The current logistics sector is heavily dependent on fossil fuels; however, the future is looking at developing alternatives to attain a green economy. E-mobility thus emerges as a potential game changer in this arena. Electric vehicles have experienced significant technological developments that have not only lowered their costs but also reduced their environmental footprint and increased their utility. 

At the same time, public transport and shared mobility are the key ingredients for efficient transportation. Furthermore, India’s commitment to becoming net zero by 2070 at the UNFCCC Conference of Parties (COP26) held in Glasgow strengthens its commitment to fulfilling the pledged targets.  

In order to achieve 100% e-mobility by 2030, the Government has introduced policies and initiatives like e-AMRIT (Accelerated e-Mobility Revolution for India’s Transportation), National Electric Mobility Mission Plan (NEMMP), FAME (Faster Adoption and Manufacturing of Hybrid and Electric Vehicles) Scheme that has entered in its 2nd phase, has recorded an increase in usage of electric vehicles in all the categories along with consideration towards the required infrastructure like availability of lithium-ion batteries and charging stations.

This further emphasises building a strong foundation in the automobile sector of the country that contributes to 78% of the total Gross Value Added (GVA) of road transportation. To facilitate faster adoption of e-mobility, there is a need to transform manufacturing processes into more sustainable and accessible ones.

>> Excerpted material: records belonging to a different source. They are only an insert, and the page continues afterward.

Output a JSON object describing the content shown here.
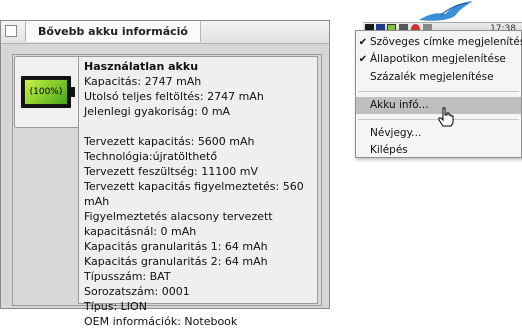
{
  "window": {
    "title": "Bővebb akku információ",
    "battery_percent": 1.0,
    "battery_label": "(100%)",
    "battery_fill_color": "#8ed12d",
    "lines": [
      "Használatlan akku",
      "Kapacitás: 2747 mAh",
      "Utolsó teljes feltöltés: 2747 mAh",
      "Jelenlegi gyakoriság: 0 mA",
      "",
      "Tervezett kapacitás: 5600 mAh",
      "Technológia:újratölthető",
      "Tervezett feszültség: 11100 mV",
      "Tervezett kapacitás figyelmeztetés: 560 mAh",
      "Figyelmeztetés alacsony tervezett kapacitásnál: 0 mAh",
      "Kapacitás granularitás 1: 64 mAh",
      "Kapacitás granularitás 2: 64 mAh",
      "Típusszám: BAT",
      "Sorozatszám: 0001",
      "Típus: LION",
      "OEM információk: Notebook"
    ]
  },
  "tray": {
    "clock": "17:38",
    "highlight_color": "#bfbfbf"
  },
  "menu": {
    "items": [
      {
        "label": "Szöveges címke megjelenítése",
        "checked": true,
        "check": "✔"
      },
      {
        "label": "Állapotikon megjelenítése",
        "checked": true,
        "check": "✔"
      },
      {
        "label": "Százalék megjelenítése",
        "checked": false,
        "check": ""
      },
      {
        "label": "Akku infó...",
        "checked": false,
        "check": "",
        "highlighted": true
      },
      {
        "label": "Névjegy...",
        "checked": false,
        "check": ""
      },
      {
        "label": "Kilépés",
        "checked": false,
        "check": ""
      }
    ]
  }
}
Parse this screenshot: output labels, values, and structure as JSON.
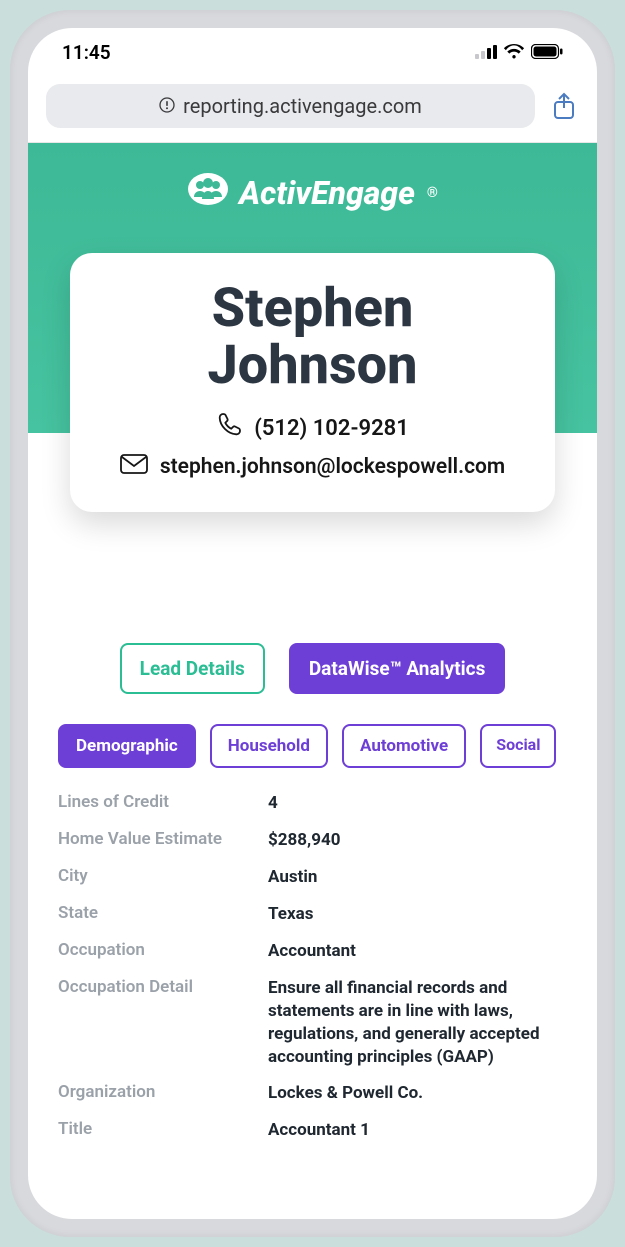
{
  "status": {
    "time": "11:45"
  },
  "browser": {
    "url": "reporting.activengage.com"
  },
  "brand": {
    "name": "ActivEngage"
  },
  "lead": {
    "name_first": "Stephen",
    "name_last": "Johnson",
    "phone": "(512) 102-9281",
    "email": "stephen.johnson@lockespowell.com"
  },
  "main_tabs": {
    "lead_details": "Lead Details",
    "datawise": "DataWise™ Analytics"
  },
  "sub_tabs": {
    "demographic": "Demographic",
    "household": "Household",
    "automotive": "Automotive",
    "social": "Social"
  },
  "fields": [
    {
      "label": "Lines of Credit",
      "value": "4"
    },
    {
      "label": "Home Value Estimate",
      "value": "$288,940"
    },
    {
      "label": "City",
      "value": "Austin"
    },
    {
      "label": "State",
      "value": "Texas"
    },
    {
      "label": "Occupation",
      "value": "Accountant"
    },
    {
      "label": "Occupation Detail",
      "value": "Ensure all financial records and statements are in line with laws, regulations, and generally accepted accounting principles (GAAP)"
    },
    {
      "label": "Organization",
      "value": "Lockes & Powell Co."
    },
    {
      "label": "Title",
      "value": "Accountant 1"
    }
  ]
}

Given that the MSMEs contribute maximum to the manufacturing sector, realising their potential will expedite India’s transition to EV adoption exponentially. By linking innovation and technological automation, manufacturers are reducing energy costs, limiting waste generation, and lowering emissions thereby eliminating risks of consequential environmental damages. A similar set of mechanisms and strategies need to be introduced to the MSMEs as well. Some measures may include:

Defining Environmental, Social and Governance (ESG) goals for the industry and implementing them to develop a sustainable framework 
Introducing Extended Producer Responsibility (EPR) to ensure sustainable Li-ion battery management and suggest ways to remodel them to achieve better outcomes
Adopting a Circular Economy by following the 3R approach of Reduce, Reuse and Recycle thereby pursuing green measures to maintain sustainability 
Leverage renewable energy and smart technology 

Implementing these measures at the ground level invites a set of challenges that are crucial to address. Li-ion batteries are proving to be short in supply and expensive which further increases India’s dependency on countries like China and a rise in the import bill. 

Although Battery Swapping Policy, 2022 is an effective solution and has been beneficial to the EV sector. However, it cannot be accepted as a permanent alternative to Li-ion batteries. In addition to this, securing timely finance is paramount for setting up recyclable units capable of handling different types of batteries and technological breakthroughs required in the recycling process. 

Despite these limitations, states like Uttar Pradesh, Delhi and Karnataka have emerged as the top three EV states indicating significant growth in adopting e-mobility. India is aiming to further increase the sales of its electric vehicles to 30% by 2030.

It is high time that corporates stop looking at sustainability as a compliance burden and view it from a commitment lens that caters to the future generation’s needs. Consistent efforts towards it will enhance the overall competitiveness of the enterprise.    

Shri Narendra Modi, Hon’ble Prime Minister of India, said, “The world is now in the middle of a new mobility revolution.” This affirms the potential that the industry encompasses, given that we optimise it in an efficient and strategic manner to achieve a sustainable economy along with the achievement of the Sustainable Development Goals committed by India.        

This article was contributed by Mr Deepak Jain, Deputy Chairman, CII Northern Region & Chairman & MD, Lumax Industries Ltd and was first published in CII Northern Insights, September 2022 issue.